== What to work on ==
In the listing below, find each line containing "Exponentially" and report it.

-- Opening Marker --

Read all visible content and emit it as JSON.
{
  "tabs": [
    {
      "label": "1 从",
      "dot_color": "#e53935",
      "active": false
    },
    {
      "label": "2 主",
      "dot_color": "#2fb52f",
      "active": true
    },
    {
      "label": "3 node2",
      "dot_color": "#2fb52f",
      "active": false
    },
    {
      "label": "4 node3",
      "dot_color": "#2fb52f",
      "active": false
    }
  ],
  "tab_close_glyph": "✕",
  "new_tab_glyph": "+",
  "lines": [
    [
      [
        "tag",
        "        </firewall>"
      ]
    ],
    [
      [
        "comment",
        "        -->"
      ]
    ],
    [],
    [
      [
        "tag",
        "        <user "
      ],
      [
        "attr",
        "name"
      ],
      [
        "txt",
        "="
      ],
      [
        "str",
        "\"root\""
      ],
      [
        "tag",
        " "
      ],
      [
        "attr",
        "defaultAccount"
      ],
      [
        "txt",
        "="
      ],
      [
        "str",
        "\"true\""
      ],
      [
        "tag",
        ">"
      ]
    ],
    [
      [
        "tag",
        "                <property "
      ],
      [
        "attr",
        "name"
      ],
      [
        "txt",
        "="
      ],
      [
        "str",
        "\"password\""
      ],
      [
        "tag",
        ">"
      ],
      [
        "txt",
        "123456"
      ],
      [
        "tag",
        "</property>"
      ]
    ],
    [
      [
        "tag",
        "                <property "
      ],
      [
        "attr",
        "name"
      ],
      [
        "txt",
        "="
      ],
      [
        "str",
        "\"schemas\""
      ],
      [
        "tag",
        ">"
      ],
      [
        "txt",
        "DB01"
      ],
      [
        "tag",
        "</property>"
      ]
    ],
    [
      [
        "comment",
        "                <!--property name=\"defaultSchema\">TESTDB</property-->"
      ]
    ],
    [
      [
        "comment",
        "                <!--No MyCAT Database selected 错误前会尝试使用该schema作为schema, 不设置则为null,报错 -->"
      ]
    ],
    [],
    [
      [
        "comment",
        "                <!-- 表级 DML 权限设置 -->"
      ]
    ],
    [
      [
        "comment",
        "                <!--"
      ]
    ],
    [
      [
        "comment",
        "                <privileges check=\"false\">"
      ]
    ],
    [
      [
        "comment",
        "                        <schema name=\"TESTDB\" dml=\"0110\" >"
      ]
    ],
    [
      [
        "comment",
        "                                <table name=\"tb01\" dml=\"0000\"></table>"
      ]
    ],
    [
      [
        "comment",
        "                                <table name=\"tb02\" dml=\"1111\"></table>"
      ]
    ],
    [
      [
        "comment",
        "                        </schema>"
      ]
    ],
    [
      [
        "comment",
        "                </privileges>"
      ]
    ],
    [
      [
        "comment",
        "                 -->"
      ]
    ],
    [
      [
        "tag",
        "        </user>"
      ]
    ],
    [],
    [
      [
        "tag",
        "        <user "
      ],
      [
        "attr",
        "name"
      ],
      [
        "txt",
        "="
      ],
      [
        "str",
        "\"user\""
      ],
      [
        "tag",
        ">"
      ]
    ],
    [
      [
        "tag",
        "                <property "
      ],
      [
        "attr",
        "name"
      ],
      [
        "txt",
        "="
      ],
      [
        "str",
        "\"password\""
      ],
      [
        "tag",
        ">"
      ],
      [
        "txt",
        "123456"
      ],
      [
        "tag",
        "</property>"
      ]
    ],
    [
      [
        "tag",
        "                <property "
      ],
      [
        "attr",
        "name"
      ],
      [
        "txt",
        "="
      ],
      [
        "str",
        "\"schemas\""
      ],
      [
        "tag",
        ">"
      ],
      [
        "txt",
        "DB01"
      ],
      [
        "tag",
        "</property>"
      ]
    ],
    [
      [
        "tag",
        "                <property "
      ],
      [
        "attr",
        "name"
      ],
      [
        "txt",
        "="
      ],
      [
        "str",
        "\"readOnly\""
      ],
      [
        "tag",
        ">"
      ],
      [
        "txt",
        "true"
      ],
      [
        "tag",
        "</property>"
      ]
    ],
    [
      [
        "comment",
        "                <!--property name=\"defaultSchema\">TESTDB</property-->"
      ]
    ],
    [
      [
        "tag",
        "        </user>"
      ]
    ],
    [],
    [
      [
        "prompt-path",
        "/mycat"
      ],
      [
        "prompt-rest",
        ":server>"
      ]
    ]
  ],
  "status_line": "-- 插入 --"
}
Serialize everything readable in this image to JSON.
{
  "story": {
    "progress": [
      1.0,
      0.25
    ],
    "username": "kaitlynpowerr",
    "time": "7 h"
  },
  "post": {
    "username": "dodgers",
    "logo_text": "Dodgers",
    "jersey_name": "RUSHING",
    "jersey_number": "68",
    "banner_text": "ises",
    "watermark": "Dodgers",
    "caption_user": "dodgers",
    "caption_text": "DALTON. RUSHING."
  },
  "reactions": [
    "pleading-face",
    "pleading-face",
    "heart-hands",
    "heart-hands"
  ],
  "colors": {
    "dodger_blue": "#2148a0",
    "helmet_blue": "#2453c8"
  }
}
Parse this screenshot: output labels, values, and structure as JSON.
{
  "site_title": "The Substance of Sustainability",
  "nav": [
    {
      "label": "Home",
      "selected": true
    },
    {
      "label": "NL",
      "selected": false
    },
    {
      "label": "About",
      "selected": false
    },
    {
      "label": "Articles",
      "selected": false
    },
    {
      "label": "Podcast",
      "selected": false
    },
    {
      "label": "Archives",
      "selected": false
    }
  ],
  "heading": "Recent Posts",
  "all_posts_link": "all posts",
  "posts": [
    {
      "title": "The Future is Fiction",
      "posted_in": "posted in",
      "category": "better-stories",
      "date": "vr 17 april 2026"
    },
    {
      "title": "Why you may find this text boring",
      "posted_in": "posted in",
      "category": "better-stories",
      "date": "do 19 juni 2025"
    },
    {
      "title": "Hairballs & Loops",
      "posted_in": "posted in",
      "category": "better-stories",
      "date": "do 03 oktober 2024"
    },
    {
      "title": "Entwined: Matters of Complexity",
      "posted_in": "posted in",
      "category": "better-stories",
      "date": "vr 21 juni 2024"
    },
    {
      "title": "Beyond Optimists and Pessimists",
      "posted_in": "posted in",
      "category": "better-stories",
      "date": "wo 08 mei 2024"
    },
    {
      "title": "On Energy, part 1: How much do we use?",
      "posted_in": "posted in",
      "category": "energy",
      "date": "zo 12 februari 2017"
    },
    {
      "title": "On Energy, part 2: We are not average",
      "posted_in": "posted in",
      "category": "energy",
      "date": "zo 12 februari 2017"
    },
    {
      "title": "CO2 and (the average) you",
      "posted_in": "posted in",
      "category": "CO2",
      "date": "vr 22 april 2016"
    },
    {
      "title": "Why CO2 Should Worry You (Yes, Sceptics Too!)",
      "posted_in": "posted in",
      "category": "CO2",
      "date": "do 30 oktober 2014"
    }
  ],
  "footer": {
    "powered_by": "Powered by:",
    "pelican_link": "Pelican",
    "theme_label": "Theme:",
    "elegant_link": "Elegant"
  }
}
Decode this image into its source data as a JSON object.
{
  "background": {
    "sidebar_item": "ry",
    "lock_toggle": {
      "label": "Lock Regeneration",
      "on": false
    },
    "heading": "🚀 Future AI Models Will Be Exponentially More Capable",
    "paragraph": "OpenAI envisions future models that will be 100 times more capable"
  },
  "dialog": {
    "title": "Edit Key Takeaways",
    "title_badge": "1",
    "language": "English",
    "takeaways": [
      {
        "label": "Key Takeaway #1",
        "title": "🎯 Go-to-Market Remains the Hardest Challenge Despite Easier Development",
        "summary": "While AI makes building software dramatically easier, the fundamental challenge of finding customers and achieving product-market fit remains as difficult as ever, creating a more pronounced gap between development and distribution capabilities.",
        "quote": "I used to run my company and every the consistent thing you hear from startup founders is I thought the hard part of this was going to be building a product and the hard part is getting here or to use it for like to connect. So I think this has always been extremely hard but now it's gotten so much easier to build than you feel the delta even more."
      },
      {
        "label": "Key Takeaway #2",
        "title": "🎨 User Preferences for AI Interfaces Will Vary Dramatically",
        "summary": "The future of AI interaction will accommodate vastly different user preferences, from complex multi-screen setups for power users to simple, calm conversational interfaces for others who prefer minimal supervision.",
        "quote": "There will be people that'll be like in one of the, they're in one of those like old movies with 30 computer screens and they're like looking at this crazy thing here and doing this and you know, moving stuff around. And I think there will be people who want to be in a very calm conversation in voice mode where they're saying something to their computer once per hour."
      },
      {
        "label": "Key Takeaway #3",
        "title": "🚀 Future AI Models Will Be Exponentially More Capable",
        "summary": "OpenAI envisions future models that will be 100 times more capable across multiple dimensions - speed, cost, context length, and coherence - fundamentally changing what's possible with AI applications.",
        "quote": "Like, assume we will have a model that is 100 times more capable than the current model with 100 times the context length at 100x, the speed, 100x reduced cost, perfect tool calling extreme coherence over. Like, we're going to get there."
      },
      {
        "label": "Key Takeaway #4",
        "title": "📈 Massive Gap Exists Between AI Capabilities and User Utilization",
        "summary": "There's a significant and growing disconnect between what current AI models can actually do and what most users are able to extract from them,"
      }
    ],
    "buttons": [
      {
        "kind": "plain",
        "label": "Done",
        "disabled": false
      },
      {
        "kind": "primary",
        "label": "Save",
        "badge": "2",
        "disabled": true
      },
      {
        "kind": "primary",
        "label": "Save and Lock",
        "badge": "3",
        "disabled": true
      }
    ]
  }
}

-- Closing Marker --

== Reply ==
    "heading": "🚀 Future AI Models Will Be Exponentially More Capable",
        "title": "🚀 Future AI Models Will Be Exponentially More Capable",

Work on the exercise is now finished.